Rhythms of Creation:
A Family's Impressions of Indigenous Peoples of the World




I think there is a reason that explorers have explored almost every square inch of this planet.  That almost anywhere anybody tries to go someone has been there before.  I am not referring to the many groups of incredible people who have been roaming the planet for centuries.  But to the "Western" people, the ones who are considered more "civilized".  There is a feeling that envelops someone when one first realizes one is seeing something that no Western eye has ever seen, stepping on ground where no Western foot has ever stepped before, venturing into a place that is completely unknown to the Western world.  It is a feeling that I wish everybody had the opportunity to feel.  It is a sensation unparalleled to any I have ever felt.  I can imagine it would be similar to sitting on a cloud while watching a ballet performed and listening to a symphony.  Or like being taken to a magical mermaid city on the back of a dolphin, or soaring. 
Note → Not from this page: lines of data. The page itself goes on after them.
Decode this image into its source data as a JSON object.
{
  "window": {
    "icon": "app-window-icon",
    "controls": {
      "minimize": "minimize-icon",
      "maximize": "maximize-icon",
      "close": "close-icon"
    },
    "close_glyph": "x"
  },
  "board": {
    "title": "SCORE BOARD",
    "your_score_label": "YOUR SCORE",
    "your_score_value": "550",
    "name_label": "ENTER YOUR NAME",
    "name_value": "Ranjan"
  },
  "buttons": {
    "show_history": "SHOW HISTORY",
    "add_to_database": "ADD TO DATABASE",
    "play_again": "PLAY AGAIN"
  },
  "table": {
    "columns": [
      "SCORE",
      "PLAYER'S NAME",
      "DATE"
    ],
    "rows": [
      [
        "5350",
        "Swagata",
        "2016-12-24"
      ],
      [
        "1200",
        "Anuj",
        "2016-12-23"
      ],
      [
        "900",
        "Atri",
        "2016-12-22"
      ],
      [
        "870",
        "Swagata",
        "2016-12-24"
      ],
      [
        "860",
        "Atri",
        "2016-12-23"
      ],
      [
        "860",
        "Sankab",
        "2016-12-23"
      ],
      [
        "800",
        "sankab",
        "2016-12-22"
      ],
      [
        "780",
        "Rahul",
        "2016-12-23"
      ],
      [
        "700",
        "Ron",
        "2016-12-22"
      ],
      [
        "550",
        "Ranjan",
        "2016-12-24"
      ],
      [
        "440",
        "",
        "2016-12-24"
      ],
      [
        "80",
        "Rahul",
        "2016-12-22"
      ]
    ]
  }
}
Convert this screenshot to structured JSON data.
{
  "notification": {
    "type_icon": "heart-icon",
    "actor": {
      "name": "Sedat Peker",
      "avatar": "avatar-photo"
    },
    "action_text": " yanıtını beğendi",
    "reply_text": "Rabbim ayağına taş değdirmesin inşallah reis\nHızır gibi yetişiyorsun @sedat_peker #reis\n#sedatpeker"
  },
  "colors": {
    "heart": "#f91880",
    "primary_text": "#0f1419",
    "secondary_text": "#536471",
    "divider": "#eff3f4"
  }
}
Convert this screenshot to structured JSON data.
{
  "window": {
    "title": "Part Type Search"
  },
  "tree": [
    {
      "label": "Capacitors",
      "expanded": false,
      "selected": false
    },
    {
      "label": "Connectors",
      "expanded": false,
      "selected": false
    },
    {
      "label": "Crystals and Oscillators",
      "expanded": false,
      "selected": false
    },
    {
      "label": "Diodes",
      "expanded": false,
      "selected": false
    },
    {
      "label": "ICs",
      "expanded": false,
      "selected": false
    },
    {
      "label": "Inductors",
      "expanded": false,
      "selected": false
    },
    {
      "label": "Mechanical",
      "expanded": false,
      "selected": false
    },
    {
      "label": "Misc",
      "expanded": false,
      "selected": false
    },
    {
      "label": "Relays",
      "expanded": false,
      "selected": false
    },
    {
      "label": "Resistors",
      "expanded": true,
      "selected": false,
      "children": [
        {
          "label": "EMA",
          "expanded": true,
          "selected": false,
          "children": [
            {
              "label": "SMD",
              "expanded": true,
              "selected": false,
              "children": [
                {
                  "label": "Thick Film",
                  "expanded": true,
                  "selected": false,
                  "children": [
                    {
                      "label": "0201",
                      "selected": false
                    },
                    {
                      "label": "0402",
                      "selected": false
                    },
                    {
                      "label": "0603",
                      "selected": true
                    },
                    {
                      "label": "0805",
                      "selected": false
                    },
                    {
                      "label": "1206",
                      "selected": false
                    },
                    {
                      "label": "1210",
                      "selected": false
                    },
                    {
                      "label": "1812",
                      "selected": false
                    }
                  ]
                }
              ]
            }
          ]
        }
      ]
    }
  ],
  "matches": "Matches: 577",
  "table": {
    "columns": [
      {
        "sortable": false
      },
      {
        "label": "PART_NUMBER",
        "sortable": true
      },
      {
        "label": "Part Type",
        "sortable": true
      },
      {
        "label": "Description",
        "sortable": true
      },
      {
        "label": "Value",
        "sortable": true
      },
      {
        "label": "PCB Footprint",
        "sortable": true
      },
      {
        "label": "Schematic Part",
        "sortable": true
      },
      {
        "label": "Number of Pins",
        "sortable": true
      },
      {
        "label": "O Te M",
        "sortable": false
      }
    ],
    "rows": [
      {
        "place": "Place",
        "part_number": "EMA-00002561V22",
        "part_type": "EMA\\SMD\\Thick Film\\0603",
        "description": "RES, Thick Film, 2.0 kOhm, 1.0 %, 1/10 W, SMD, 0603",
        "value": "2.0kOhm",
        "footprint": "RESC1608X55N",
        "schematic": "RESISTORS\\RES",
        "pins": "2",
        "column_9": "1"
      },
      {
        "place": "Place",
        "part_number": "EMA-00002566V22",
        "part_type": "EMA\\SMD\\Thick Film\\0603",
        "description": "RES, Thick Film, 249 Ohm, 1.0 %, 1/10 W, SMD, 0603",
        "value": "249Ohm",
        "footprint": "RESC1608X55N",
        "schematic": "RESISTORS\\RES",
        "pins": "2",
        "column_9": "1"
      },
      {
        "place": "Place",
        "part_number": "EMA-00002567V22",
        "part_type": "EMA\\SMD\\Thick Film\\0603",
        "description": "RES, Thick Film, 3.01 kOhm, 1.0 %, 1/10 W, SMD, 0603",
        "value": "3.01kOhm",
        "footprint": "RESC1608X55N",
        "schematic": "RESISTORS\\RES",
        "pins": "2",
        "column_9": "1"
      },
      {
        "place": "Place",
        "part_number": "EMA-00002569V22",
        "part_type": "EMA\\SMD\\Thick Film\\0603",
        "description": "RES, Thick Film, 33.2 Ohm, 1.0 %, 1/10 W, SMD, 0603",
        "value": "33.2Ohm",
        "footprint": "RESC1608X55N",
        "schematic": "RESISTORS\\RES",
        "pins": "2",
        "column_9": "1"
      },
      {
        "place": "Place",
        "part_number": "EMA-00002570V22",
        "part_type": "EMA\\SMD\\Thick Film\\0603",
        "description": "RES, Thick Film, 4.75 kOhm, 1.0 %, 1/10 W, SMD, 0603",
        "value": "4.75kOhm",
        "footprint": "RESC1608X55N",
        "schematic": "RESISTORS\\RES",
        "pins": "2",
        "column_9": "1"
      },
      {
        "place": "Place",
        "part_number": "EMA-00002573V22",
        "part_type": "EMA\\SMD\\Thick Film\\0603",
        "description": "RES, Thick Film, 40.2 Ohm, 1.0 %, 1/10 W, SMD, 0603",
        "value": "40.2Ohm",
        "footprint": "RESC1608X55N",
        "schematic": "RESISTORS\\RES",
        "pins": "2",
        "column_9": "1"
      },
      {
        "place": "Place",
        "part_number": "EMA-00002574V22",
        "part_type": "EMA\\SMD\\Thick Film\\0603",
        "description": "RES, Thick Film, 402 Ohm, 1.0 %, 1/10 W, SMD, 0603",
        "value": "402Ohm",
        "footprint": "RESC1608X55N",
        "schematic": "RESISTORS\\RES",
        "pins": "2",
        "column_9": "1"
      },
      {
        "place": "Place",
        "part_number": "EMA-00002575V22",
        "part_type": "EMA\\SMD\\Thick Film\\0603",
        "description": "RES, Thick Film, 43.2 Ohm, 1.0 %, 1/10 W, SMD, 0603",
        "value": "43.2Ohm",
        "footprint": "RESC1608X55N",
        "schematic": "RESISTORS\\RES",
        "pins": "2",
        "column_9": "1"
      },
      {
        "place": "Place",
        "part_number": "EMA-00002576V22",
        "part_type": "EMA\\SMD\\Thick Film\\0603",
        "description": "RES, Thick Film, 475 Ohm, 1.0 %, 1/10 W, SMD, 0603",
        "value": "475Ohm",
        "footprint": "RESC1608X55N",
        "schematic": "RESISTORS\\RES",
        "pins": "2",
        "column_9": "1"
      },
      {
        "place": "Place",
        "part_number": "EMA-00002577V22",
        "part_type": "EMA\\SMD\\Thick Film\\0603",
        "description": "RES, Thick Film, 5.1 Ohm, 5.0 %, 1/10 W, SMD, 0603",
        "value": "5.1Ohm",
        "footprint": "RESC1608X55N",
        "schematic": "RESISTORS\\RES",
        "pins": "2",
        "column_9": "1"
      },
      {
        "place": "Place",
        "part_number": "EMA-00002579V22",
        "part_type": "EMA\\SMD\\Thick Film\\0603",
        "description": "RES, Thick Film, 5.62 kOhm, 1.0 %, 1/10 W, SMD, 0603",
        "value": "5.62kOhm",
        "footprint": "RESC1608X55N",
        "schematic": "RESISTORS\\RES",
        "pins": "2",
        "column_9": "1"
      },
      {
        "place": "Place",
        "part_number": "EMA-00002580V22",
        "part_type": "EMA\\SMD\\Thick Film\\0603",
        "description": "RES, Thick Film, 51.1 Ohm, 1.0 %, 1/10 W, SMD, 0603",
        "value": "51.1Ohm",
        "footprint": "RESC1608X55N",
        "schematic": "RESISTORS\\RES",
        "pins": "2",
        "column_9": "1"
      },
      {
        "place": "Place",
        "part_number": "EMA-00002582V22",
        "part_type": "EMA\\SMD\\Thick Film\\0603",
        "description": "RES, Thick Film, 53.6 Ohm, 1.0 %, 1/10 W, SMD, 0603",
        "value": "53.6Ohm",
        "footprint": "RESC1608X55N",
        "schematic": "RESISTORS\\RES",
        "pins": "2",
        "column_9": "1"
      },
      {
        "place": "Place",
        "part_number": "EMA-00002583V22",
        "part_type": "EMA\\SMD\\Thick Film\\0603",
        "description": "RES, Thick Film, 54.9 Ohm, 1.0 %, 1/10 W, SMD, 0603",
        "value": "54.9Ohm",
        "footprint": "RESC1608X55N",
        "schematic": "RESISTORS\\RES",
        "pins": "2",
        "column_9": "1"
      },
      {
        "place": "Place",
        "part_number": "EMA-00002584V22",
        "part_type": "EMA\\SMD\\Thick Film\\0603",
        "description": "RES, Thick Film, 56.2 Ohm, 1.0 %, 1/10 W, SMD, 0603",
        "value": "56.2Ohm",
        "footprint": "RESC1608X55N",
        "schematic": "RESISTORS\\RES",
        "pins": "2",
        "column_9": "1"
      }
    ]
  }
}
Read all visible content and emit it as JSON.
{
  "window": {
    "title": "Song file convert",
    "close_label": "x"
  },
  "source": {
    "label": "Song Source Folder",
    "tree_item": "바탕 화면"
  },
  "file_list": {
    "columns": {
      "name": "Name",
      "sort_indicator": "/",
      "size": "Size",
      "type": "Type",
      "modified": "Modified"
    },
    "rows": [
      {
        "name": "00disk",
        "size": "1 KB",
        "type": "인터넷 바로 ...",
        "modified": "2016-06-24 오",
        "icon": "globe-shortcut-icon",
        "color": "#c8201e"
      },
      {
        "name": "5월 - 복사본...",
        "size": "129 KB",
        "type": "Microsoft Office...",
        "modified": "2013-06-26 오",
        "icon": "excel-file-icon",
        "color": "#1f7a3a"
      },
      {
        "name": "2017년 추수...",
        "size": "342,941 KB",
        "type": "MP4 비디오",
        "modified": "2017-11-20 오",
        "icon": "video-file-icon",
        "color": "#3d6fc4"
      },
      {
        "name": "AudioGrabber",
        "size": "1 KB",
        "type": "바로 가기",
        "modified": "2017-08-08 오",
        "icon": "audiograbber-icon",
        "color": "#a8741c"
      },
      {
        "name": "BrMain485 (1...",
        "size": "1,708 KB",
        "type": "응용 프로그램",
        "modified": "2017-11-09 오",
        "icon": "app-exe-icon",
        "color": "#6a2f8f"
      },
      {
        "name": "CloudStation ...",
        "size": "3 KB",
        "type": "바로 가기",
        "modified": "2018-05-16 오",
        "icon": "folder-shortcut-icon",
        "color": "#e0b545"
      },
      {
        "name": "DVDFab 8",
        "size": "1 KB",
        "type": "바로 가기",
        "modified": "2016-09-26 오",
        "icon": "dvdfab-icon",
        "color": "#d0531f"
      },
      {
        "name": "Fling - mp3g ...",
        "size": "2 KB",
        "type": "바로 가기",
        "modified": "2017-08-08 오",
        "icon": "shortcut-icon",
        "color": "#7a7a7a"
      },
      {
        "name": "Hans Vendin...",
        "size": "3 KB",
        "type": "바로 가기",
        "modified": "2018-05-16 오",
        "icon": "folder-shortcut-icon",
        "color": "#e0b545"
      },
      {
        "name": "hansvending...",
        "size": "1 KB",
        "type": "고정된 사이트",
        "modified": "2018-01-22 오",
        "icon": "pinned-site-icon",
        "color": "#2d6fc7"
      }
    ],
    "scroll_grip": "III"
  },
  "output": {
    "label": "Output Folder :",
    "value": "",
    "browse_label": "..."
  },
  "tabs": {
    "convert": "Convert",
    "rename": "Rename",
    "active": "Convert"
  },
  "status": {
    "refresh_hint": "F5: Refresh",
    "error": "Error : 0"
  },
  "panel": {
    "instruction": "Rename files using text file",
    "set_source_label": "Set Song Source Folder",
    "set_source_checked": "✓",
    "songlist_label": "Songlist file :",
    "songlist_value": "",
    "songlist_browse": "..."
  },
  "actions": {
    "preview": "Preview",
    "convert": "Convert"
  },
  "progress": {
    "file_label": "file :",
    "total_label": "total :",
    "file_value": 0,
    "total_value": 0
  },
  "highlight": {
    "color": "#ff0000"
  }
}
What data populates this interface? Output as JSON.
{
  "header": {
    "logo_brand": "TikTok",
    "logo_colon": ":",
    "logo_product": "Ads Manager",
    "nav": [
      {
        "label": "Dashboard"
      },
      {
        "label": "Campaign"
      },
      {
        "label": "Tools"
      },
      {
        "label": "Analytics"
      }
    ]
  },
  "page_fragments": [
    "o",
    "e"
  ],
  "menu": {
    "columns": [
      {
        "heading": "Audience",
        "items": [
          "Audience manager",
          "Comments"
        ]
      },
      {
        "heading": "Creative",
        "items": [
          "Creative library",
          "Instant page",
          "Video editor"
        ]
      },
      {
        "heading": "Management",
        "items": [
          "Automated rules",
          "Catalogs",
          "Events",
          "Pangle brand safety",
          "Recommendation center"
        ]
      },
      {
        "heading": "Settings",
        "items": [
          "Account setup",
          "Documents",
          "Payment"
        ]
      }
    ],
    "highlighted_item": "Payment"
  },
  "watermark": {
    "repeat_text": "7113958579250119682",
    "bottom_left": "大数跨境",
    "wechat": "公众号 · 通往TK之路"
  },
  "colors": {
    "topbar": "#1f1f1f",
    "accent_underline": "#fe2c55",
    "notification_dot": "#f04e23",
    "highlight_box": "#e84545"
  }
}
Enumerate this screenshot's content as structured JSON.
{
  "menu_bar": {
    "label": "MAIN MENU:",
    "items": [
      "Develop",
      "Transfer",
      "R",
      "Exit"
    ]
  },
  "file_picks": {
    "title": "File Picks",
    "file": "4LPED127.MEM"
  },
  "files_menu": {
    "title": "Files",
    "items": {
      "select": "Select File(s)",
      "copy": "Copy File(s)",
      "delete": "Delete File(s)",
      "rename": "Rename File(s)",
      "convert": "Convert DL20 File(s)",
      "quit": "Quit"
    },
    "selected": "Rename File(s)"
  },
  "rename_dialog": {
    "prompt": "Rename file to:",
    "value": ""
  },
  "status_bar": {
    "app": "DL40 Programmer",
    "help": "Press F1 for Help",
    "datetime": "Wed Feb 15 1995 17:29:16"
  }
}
It is a truly wonderful feeling until you realize that your sole reason for going there was because it was one place untouched by the Western world, one place that is still pure and uncorrupt.  One place that has managed to keep all its traditions, culture and charm.  It is one of the last places like that on earth, and when it hits home that you are the one who is unintentionally representing everything you wish would never happen anywhere and you are laying a path for others to follow, you know that this society will remain forever changed.  But change is inevitable.  If anyone were to be giving these people their first impression of the Western world I would want it to be someone like me.  Someone who loves and respects them so much and holds them in such high regard, because I know that all Westerners are not like me and there will be people who will go there and abuse and exploit them. 

But all I can do is hope that with my kindness and love I have touched them some way, and they will not be resentful when they learn of the horrible things that we have done to the earth that they hold so dear.


On her experience in a remote region of western China.

At the age of 18 Ali accompanied Richard D. Fisher, explorer and photographer, into a remote region of western China near Hotan on the China/Tibet border, seeking the world's deepest canyon.  This was the first expedition of Western people into this region. Ali took the point-and-shoot camera given to her by her grandfather and documented her experiences there.  The camera was malfunctioning, unbeknownst to Ali, and many of her photographs were lost due to underexposure. 



Connie Baxter Marlow